_What is expected_
Your answer should repeat every line of the records below in which the word "Terminarz" appears.

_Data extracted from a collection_
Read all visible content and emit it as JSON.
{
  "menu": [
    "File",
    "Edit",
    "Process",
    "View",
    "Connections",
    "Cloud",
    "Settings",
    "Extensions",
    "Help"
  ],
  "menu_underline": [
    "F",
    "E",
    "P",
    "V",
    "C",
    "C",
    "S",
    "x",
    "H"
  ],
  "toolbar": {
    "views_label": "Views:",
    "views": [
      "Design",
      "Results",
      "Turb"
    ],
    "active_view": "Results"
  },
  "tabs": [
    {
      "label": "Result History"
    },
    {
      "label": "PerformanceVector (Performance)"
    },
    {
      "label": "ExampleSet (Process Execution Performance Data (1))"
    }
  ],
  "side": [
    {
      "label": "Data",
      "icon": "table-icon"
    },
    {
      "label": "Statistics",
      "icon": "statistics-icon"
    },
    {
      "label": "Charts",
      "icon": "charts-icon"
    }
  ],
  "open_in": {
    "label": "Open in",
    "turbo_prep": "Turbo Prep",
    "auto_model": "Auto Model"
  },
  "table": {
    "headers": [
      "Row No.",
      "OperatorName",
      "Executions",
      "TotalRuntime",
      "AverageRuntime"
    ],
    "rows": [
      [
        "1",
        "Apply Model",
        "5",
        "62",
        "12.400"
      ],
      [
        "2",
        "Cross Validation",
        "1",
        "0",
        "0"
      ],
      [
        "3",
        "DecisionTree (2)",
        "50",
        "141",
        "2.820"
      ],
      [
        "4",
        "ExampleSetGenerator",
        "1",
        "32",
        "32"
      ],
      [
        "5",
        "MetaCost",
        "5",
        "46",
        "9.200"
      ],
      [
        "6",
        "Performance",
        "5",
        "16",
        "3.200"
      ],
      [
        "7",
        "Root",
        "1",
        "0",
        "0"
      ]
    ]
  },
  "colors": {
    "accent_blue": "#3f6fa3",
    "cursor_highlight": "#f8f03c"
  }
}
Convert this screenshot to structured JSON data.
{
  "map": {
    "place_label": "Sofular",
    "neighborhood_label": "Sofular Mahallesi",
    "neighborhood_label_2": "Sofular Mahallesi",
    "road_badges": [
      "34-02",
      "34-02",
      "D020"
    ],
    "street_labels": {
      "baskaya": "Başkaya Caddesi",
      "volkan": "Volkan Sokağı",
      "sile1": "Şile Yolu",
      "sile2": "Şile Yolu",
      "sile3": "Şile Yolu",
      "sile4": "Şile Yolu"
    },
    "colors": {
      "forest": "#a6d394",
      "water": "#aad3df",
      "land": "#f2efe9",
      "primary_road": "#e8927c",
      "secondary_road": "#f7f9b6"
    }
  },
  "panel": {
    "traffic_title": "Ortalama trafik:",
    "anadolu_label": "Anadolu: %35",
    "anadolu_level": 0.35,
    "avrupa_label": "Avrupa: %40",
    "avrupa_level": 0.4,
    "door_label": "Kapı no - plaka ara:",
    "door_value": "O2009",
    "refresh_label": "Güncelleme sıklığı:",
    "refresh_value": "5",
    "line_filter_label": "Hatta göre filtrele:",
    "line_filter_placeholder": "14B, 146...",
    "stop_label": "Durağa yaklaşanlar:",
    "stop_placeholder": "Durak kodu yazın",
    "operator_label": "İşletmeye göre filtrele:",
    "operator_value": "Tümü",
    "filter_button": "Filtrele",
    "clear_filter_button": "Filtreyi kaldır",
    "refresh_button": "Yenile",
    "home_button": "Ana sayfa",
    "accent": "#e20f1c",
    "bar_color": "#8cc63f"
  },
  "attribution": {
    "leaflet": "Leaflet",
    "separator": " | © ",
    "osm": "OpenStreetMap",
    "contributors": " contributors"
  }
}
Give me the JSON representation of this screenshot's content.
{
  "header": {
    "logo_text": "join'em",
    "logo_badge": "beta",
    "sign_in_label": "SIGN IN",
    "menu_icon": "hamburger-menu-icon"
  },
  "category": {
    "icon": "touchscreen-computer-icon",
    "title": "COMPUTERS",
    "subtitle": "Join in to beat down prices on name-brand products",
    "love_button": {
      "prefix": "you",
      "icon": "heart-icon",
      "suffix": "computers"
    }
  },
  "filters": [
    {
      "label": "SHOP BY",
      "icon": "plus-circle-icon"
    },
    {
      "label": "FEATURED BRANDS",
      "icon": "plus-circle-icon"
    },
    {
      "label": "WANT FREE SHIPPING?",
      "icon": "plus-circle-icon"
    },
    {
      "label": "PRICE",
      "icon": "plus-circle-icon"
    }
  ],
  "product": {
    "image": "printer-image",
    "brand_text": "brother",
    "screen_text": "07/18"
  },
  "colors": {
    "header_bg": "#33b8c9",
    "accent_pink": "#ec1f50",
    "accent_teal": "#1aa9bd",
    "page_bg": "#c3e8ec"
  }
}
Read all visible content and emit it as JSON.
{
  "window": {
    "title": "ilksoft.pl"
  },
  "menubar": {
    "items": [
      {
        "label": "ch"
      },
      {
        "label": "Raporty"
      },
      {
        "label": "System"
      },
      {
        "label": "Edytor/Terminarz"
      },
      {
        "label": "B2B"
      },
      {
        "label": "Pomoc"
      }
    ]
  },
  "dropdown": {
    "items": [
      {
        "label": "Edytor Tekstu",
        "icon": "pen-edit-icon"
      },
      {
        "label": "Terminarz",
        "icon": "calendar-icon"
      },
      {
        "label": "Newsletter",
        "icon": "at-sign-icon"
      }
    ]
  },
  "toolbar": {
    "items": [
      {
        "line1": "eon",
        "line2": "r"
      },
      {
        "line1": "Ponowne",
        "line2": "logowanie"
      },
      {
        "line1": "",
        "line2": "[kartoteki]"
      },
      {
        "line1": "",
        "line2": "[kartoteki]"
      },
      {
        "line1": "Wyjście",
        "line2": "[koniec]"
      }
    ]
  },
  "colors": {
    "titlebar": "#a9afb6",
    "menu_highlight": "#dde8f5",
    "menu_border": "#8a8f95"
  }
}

_Task output_
        "label": "Edytor/Terminarz"
        "label": "Terminarz",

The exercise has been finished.